● Work request
Here is a block of records. Copy every one of them exactly.

(Entries provided)

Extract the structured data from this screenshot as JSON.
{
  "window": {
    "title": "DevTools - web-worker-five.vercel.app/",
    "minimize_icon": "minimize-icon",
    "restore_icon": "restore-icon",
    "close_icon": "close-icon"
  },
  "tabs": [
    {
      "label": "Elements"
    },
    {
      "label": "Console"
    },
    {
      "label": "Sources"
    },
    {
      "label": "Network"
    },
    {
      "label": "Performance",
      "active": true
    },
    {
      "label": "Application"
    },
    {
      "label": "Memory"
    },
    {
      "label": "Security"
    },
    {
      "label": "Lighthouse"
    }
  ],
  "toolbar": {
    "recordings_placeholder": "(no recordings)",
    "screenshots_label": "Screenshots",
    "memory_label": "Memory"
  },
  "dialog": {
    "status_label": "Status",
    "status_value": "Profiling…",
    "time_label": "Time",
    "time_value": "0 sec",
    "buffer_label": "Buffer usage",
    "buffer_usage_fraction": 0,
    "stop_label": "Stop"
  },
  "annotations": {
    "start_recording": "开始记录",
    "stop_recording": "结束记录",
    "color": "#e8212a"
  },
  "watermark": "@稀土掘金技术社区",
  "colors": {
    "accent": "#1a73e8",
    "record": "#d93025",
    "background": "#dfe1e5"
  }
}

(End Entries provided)

● Response to the task
Extract the structured data from this screenshot as JSON.
{
  "window": {
    "title": "DevTools - web-worker-five.vercel.app/",
    "minimize_icon": "minimize-icon",
    "restore_icon": "restore-icon",
    "close_icon": "close-icon"
  },
  "tabs": [
    {
      "label": "Elements"
    },
    {
      "label": "Console"
    },
    {
      "label": "Sources"
    },
    {
      "label": "Network"
    },
    {
      "label": "Performance",
      "active": true
    },
    {
      "label": "Application"
    },
    {
      "label": "Memory"
    },
    {
      "label": "Security"
    },
    {
      "label": "Lighthouse"
    }
  ],
  "toolbar": {
    "recordings_placeholder": "(no recordings)",
    "screenshots_label": "Screenshots",
    "memory_label": "Memory"
  },
  "dialog": {
    "status_label": "Status",
    "status_value": "Profiling…",
    "time_label": "Time",
    "time_value": "0 sec",
    "buffer_label": "Buffer usage",
    "buffer_usage_fraction": 0,
    "stop_label": "Stop"
  },
  "annotations": {
    "start_recording": "开始记录",
    "stop_recording": "结束记录",
    "color": "#e8212a"
  },
  "watermark": "@稀土掘金技术社区",
  "colors": {
    "accent": "#1a73e8",
    "record": "#d93025",
    "background": "#dfe1e5"
  }
}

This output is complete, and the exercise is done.